The loud squawking noises emanating from certain quarters are that of a whole henhouse of economic chickens coming home to roost.
Decades of ludicrously easy credit, combined more recently with historically low interest rates, have now resulted in a personal debt nightmare that could easily derail the UK economy.
Even the buttoned-down Governor of the Bank of England, not a man to rush to the media with scare stories, is now worried.
Personal debt is now "a potentially large social problem" Mervyn King said in an interview on Friday.
Household debt passed the £1 trillion mark some time ago and was last seen haring off in the direction of £1.2 trillion.
Although there are signs that spendthrift consumers are reining in their credit card spending, mortgage deficits are growing.
That really is worrying.
As long as those who fall behind on their plastic repayments can keep a roof over their - and their families' - heads, debt repayment remains a domestic problem.
When the building society bailiffs come round to repossess the house and change the locks it becomes a problem for the whole community.
Recent Government figures show that that is just what is happening.
Home repossession actions handled by the courts in England and Wales surged by 29 per cent to more than 33,000 in the first three months of this year.
Not all of them resulted in people being unceremoniously turfed out of their homes but the rise, nevertheless, is worrying. Especially now that we live in an increasingly fragmented society in which familial and community ties are breaking down and individuals' "support systems" are no longer there to tide them over when times are hard.
Add to that a thoroughly 21st century "cool" attitude to debt, and the social omens look grim.
Under the new liberal regime, personal bankruptcies are soaring and commentators such as Louise Brittan, head of insolvency at Baker Tilly, are deeply worried.
Becoming bankrupt has become "a bit of a joke", she was reported as saying.
"People think its OK not to pay off their debts. This is only going to get worse. What we have here is a cultural change."
Charles Dickens, himself no stranger to the consequences of debt, would have to turn the concept on its head were he alive and writing today. Instead of putting characters like Wilkins Micawber and William Dorrit in the Marshalsea sponging house, he could portray a society of feckless fools running up astonomical levels of debt and walking away grinning and free of stigma.
If today's adults think it's all right to spend money they don't have, or never will have, without fearing the consequences, what will their children be like?

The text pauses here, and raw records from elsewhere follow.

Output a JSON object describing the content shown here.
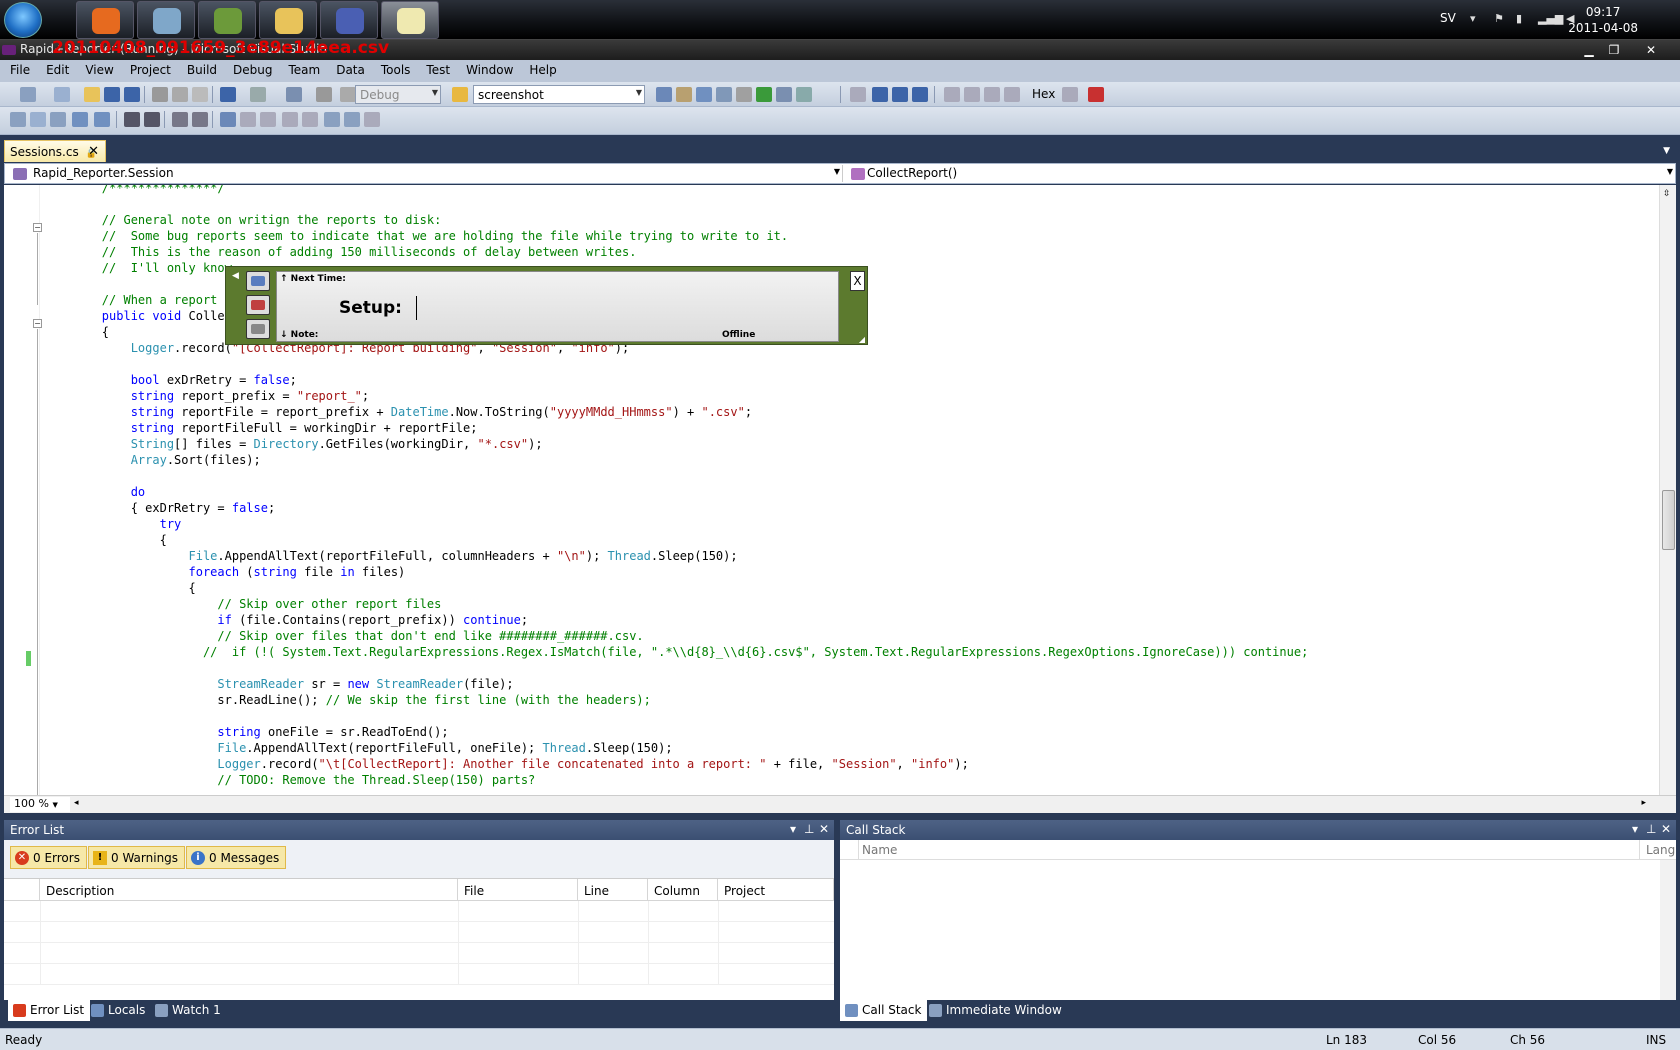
{
  "taskbar": {
    "language": "SV",
    "time": "09:17",
    "date": "2011-04-08",
    "apps": [
      {
        "icon": "firefox-icon",
        "color": "#e66a1f"
      },
      {
        "icon": "messenger-icon",
        "color": "#7fa7c9"
      },
      {
        "icon": "phone-app-icon",
        "color": "#6c9a3a"
      },
      {
        "icon": "folder-icon",
        "color": "#e8c35a"
      },
      {
        "icon": "infinity-app-icon",
        "color": "#4a5fb3"
      },
      {
        "icon": "notepad-icon",
        "color": "#efe9b0"
      }
    ]
  },
  "window": {
    "title": "Rapid+Reporter (Running) - Microsoft Visual Studio",
    "overlay_text": "20110408_091659_3e89e14eea.csv",
    "min": "▁",
    "restore": "❐",
    "close": "✕"
  },
  "menu": [
    "File",
    "Edit",
    "View",
    "Project",
    "Build",
    "Debug",
    "Team",
    "Data",
    "Tools",
    "Test",
    "Window",
    "Help"
  ],
  "toolbar": {
    "config": "Debug",
    "find": "screenshot",
    "hex": "Hex"
  },
  "document": {
    "tab": "Sessions.cs",
    "tab_pin": "🔒",
    "tab_close": "✕",
    "nav_left": "Rapid_Reporter.Session",
    "nav_right": "CollectReport()",
    "zoom": "100 %"
  },
  "code_lines": [
    [
      {
        "c": "c",
        "t": "        /***************/"
      }
    ],
    [
      {
        "c": "",
        "t": ""
      }
    ],
    [
      {
        "c": "c",
        "t": "        // General note on writign the reports to disk:"
      }
    ],
    [
      {
        "c": "c",
        "t": "        //  Some bug reports seem to indicate that we are holding the file while trying to write to it."
      }
    ],
    [
      {
        "c": "c",
        "t": "        //  This is the reason of adding 150 milliseconds of delay between writes."
      }
    ],
    [
      {
        "c": "c",
        "t": "        //  I'll only know"
      }
    ],
    [
      {
        "c": "",
        "t": ""
      }
    ],
    [
      {
        "c": "c",
        "t": "        // When a report c"
      }
    ],
    [
      {
        "c": "k",
        "t": "        public void "
      },
      {
        "c": "",
        "t": "Collec"
      }
    ],
    [
      {
        "c": "",
        "t": "        {"
      }
    ],
    [
      {
        "c": "t",
        "t": "            Logger"
      },
      {
        "c": "",
        "t": ".record("
      },
      {
        "c": "s",
        "t": "\"[CollectReport]: Report building\""
      },
      {
        "c": "",
        "t": ", "
      },
      {
        "c": "s",
        "t": "\"Session\""
      },
      {
        "c": "",
        "t": ", "
      },
      {
        "c": "s",
        "t": "\"info\""
      },
      {
        "c": "",
        "t": ");"
      }
    ],
    [
      {
        "c": "",
        "t": ""
      }
    ],
    [
      {
        "c": "k",
        "t": "            bool"
      },
      {
        "c": "",
        "t": " exDrRetry = "
      },
      {
        "c": "k",
        "t": "false"
      },
      {
        "c": "",
        "t": ";"
      }
    ],
    [
      {
        "c": "k",
        "t": "            string"
      },
      {
        "c": "",
        "t": " report_prefix = "
      },
      {
        "c": "s",
        "t": "\"report_\""
      },
      {
        "c": "",
        "t": ";"
      }
    ],
    [
      {
        "c": "k",
        "t": "            string"
      },
      {
        "c": "",
        "t": " reportFile = report_prefix + "
      },
      {
        "c": "t",
        "t": "DateTime"
      },
      {
        "c": "",
        "t": ".Now.ToString("
      },
      {
        "c": "s",
        "t": "\"yyyyMMdd_HHmmss\""
      },
      {
        "c": "",
        "t": ") + "
      },
      {
        "c": "s",
        "t": "\".csv\""
      },
      {
        "c": "",
        "t": ";"
      }
    ],
    [
      {
        "c": "k",
        "t": "            string"
      },
      {
        "c": "",
        "t": " reportFileFull = workingDir + reportFile;"
      }
    ],
    [
      {
        "c": "t",
        "t": "            String"
      },
      {
        "c": "",
        "t": "[] files = "
      },
      {
        "c": "t",
        "t": "Directory"
      },
      {
        "c": "",
        "t": ".GetFiles(workingDir, "
      },
      {
        "c": "s",
        "t": "\"*.csv\""
      },
      {
        "c": "",
        "t": ");"
      }
    ],
    [
      {
        "c": "t",
        "t": "            Array"
      },
      {
        "c": "",
        "t": ".Sort(files);"
      }
    ],
    [
      {
        "c": "",
        "t": ""
      }
    ],
    [
      {
        "c": "k",
        "t": "            do"
      }
    ],
    [
      {
        "c": "",
        "t": "            { exDrRetry = "
      },
      {
        "c": "k",
        "t": "false"
      },
      {
        "c": "",
        "t": ";"
      }
    ],
    [
      {
        "c": "k",
        "t": "                try"
      }
    ],
    [
      {
        "c": "",
        "t": "                {"
      }
    ],
    [
      {
        "c": "t",
        "t": "                    File"
      },
      {
        "c": "",
        "t": ".AppendAllText(reportFileFull, columnHeaders + "
      },
      {
        "c": "s",
        "t": "\"\\n\""
      },
      {
        "c": "",
        "t": "); "
      },
      {
        "c": "t",
        "t": "Thread"
      },
      {
        "c": "",
        "t": ".Sleep(150);"
      }
    ],
    [
      {
        "c": "k",
        "t": "                    foreach"
      },
      {
        "c": "",
        "t": " ("
      },
      {
        "c": "k",
        "t": "string"
      },
      {
        "c": "",
        "t": " file "
      },
      {
        "c": "k",
        "t": "in"
      },
      {
        "c": "",
        "t": " files)"
      }
    ],
    [
      {
        "c": "",
        "t": "                    {"
      }
    ],
    [
      {
        "c": "c",
        "t": "                        // Skip over other report files"
      }
    ],
    [
      {
        "c": "k",
        "t": "                        if"
      },
      {
        "c": "",
        "t": " (file.Contains(report_prefix)) "
      },
      {
        "c": "k",
        "t": "continue"
      },
      {
        "c": "",
        "t": ";"
      }
    ],
    [
      {
        "c": "c",
        "t": "                        // Skip over files that don't end like ########_######.csv."
      }
    ],
    [
      {
        "c": "c",
        "t": "                      //  if (!( System.Text.RegularExpressions.Regex.IsMatch(file, \".*\\\\d{8}_\\\\d{6}.csv$\", System.Text.RegularExpressions.RegexOptions.IgnoreCase))) continue;"
      }
    ],
    [
      {
        "c": "",
        "t": ""
      }
    ],
    [
      {
        "c": "t",
        "t": "                        StreamReader"
      },
      {
        "c": "",
        "t": " sr = "
      },
      {
        "c": "k",
        "t": "new"
      },
      {
        "c": "t",
        "t": " StreamReader"
      },
      {
        "c": "",
        "t": "(file);"
      }
    ],
    [
      {
        "c": "",
        "t": "                        sr.ReadLine(); "
      },
      {
        "c": "c",
        "t": "// We skip the first line (with the headers);"
      }
    ],
    [
      {
        "c": "",
        "t": ""
      }
    ],
    [
      {
        "c": "k",
        "t": "                        string"
      },
      {
        "c": "",
        "t": " oneFile = sr.ReadToEnd();"
      }
    ],
    [
      {
        "c": "t",
        "t": "                        File"
      },
      {
        "c": "",
        "t": ".AppendAllText(reportFileFull, oneFile); "
      },
      {
        "c": "t",
        "t": "Thread"
      },
      {
        "c": "",
        "t": ".Sleep(150);"
      }
    ],
    [
      {
        "c": "t",
        "t": "                        Logger"
      },
      {
        "c": "",
        "t": ".record("
      },
      {
        "c": "s",
        "t": "\"\\t[CollectReport]: Another file concatenated into a report: \""
      },
      {
        "c": "",
        "t": " + file, "
      },
      {
        "c": "s",
        "t": "\"Session\""
      },
      {
        "c": "",
        "t": ", "
      },
      {
        "c": "s",
        "t": "\"info\""
      },
      {
        "c": "",
        "t": ");"
      }
    ],
    [
      {
        "c": "c",
        "t": "                        // TODO: Remove the Thread.Sleep(150) parts?"
      }
    ]
  ],
  "rapid_reporter": {
    "next_time": "↑ Next Time:",
    "setup_label": "Setup:",
    "note": "↓ Note:",
    "status": "Offline",
    "close": "X"
  },
  "error_list": {
    "title": "Error List",
    "errors": "0 Errors",
    "warnings": "0 Warnings",
    "messages": "0 Messages",
    "columns": [
      "Description",
      "File",
      "Line",
      "Column",
      "Project"
    ]
  },
  "call_stack": {
    "title": "Call Stack",
    "columns": [
      "Name",
      "Lang"
    ]
  },
  "bottom_tabs_left": [
    "Error List",
    "Locals",
    "Watch 1"
  ],
  "bottom_tabs_right": [
    "Call Stack",
    "Immediate Window"
  ],
  "status": {
    "ready": "Ready",
    "ln": "Ln 183",
    "col": "Col 56",
    "ch": "Ch 56",
    "ins": "INS"
  }
}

The really sick irony is that the Government is doing well out of this disaster in the making. The Official Receiver's profits are becoming a handy addition to the Chancellor's coffers.
Not even Gordon Brown could have dreamed that one up. Or could he?